*Description of the task*:
So that the copy matches the original, retype each line of the material below exactly.

______

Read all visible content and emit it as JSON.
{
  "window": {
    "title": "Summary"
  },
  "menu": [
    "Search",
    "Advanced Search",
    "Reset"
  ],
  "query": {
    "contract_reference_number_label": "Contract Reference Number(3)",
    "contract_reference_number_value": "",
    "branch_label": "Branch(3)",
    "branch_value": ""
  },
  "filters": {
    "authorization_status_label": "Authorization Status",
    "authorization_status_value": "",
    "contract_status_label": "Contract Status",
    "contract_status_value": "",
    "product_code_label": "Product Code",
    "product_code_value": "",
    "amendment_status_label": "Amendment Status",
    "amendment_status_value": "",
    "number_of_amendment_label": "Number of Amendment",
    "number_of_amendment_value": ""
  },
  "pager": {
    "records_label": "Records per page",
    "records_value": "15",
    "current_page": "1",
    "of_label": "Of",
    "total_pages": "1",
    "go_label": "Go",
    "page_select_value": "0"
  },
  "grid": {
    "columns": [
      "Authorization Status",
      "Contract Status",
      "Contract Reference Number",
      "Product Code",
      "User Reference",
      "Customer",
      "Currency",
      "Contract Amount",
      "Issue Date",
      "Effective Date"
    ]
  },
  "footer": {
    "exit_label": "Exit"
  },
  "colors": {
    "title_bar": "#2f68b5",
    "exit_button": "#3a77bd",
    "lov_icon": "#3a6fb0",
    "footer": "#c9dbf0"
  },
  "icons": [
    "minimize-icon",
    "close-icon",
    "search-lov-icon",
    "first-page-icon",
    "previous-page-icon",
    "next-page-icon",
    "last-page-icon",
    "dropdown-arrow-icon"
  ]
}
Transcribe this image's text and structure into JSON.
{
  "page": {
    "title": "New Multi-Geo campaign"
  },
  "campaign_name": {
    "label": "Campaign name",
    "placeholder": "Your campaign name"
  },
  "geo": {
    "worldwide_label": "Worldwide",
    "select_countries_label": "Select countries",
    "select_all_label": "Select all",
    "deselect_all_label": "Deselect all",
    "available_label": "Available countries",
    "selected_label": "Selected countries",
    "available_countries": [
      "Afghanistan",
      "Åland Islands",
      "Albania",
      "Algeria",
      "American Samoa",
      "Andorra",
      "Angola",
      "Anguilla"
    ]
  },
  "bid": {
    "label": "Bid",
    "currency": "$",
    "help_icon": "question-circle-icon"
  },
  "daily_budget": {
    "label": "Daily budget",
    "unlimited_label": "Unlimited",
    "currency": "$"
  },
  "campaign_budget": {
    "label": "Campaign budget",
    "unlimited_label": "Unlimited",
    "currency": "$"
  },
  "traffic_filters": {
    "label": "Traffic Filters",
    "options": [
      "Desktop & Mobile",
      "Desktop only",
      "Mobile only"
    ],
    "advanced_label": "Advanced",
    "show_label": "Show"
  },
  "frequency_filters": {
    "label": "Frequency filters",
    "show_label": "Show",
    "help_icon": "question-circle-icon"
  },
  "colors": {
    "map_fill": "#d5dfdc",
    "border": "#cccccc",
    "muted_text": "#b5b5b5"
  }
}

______

*Finished exercise*:
Read all visible content and emit it as JSON.
{
  "window": {
    "title": "Summary"
  },
  "menu": [
    "Search",
    "Advanced Search",
    "Reset"
  ],
  "query": {
    "contract_reference_number_label": "Contract Reference Number(3)",
    "contract_reference_number_value": "",
    "branch_label": "Branch(3)",
    "branch_value": ""
  },
  "filters": {
    "authorization_status_label": "Authorization Status",
    "authorization_status_value": "",
    "contract_status_label": "Contract Status",
    "contract_status_value": "",
    "product_code_label": "Product Code",
    "product_code_value": "",
    "amendment_status_label": "Amendment Status",
    "amendment_status_value": "",
    "number_of_amendment_label": "Number of Amendment",
    "number_of_amendment_value": ""
  },
  "pager": {
    "records_label": "Records per page",
    "records_value": "15",
    "current_page": "1",
    "of_label": "Of",
    "total_pages": "1",
    "go_label": "Go",
    "page_select_value": "0"
  },
  "grid": {
    "columns": [
      "Authorization Status",
      "Contract Status",
      "Contract Reference Number",
      "Product Code",
      "User Reference",
      "Customer",
      "Currency",
      "Contract Amount",
      "Issue Date",
      "Effective Date"
    ]
  },
  "footer": {
    "exit_label": "Exit"
  },
  "colors": {
    "title_bar": "#2f68b5",
    "exit_button": "#3a77bd",
    "lov_icon": "#3a6fb0",
    "footer": "#c9dbf0"
  },
  "icons": [
    "minimize-icon",
    "close-icon",
    "search-lov-icon",
    "first-page-icon",
    "previous-page-icon",
    "next-page-icon",
    "last-page-icon",
    "dropdown-arrow-icon"
  ]
}
Transcribe this image's text and structure into JSON.
{
  "page": {
    "title": "New Multi-Geo campaign"
  },
  "campaign_name": {
    "label": "Campaign name",
    "placeholder": "Your campaign name"
  },
  "geo": {
    "worldwide_label": "Worldwide",
    "select_countries_label": "Select countries",
    "select_all_label": "Select all",
    "deselect_all_label": "Deselect all",
    "available_label": "Available countries",
    "selected_label": "Selected countries",
    "available_countries": [
      "Afghanistan",
      "Åland Islands",
      "Albania",
      "Algeria",
      "American Samoa",
      "Andorra",
      "Angola",
      "Anguilla"
    ]
  },
  "bid": {
    "label": "Bid",
    "currency": "$",
    "help_icon": "question-circle-icon"
  },
  "daily_budget": {
    "label": "Daily budget",
    "unlimited_label": "Unlimited",
    "currency": "$"
  },
  "campaign_budget": {
    "label": "Campaign budget",
    "unlimited_label": "Unlimited",
    "currency": "$"
  },
  "traffic_filters": {
    "label": "Traffic Filters",
    "options": [
      "Desktop & Mobile",
      "Desktop only",
      "Mobile only"
    ],
    "advanced_label": "Advanced",
    "show_label": "Show"
  },
  "frequency_filters": {
    "label": "Frequency filters",
    "show_label": "Show",
    "help_icon": "question-circle-icon"
  },
  "colors": {
    "map_fill": "#d5dfdc",
    "border": "#cccccc",
    "muted_text": "#b5b5b5"
  }
}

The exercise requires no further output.